  8. Intelligent IT Operations. Once in the cloud it is important to monitor and control your cloud infrastructure, including having automatic alerts if it has been modified or is experiencing anomalistic behavior. Moving to the cloud requires the ability to roll back or roll forward configuration changes or patches across your complete infrastructure automatically. If not addressed quickly, mis-configurations can potentially expose security vulnerabilities which can be magnified once you are in the cloud.
  9. Backup and Recovery. There’s a common misconception that by putting anything in the cloud, you get 100% data protection. But cloud vendors only provide for availability and reliability of the vendors’ services. They do not take on the responsibility for customers’ data. Determine the best way to perform backup and recovery of all your cloud data and applications. In some cases, it might make more sense to architect a data tiering solution instead and leverage “cheap and deep” cloud storage for a archive tier.
  10. Maintenance Contracts. Start planning now on how to consolidate and deprecate your existing on-prem vendor maintenance contracts once you move to the cloud. Perform maintenance contract analysis to review, verify and reconcile all vendor support contracts including hardware and software reviews to ensure they are in-sync with vendor records and have an auditable maintenance record.

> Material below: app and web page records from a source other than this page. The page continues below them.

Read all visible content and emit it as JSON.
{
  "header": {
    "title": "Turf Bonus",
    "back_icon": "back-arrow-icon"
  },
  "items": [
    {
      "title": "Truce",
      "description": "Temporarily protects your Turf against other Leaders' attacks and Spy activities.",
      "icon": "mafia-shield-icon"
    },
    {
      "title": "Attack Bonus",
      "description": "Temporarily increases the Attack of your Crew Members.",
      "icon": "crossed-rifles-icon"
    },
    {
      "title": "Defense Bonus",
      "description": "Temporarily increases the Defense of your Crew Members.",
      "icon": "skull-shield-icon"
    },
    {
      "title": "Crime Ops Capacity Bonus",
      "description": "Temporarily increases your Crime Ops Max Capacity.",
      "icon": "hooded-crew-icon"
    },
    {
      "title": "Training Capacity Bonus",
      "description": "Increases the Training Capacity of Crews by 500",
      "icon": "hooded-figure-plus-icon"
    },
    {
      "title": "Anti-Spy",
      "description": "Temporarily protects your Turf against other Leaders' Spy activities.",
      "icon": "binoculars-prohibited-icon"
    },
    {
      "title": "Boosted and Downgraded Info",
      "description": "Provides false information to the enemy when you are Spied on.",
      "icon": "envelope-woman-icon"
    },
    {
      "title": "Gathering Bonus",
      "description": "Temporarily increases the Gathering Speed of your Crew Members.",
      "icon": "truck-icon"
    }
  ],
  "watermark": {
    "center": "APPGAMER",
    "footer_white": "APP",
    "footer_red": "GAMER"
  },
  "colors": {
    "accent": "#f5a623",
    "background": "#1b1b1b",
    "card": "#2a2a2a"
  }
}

Let us know if you need any assistance with your cloud migration. ASG’s combination of data center and cloud expertise enables us to align resources to business outcomes, manage budget expectations, and execute cloud migrations with minimized risk to your business operations. Cloud responsibly!

About the Author

Mark Teter

Mark Teter, Corporate Technologist

In his role, Mark is responsible for the strategic direction of ASG’s emerging technology offerings and advancing the deployment of present-day hybrid cloud solutions for our customers. Mark has served as Faculty Staff Member at Colorado State University and has written over 50 white papers on subjects including Data Center Ethernet, Linux and Open Source, Storage Area Networks and Computer Virtualization. He published Paradigm Shift in 2006, a book on emerging technologies. He is a Google Certified Professional Cloud Architect.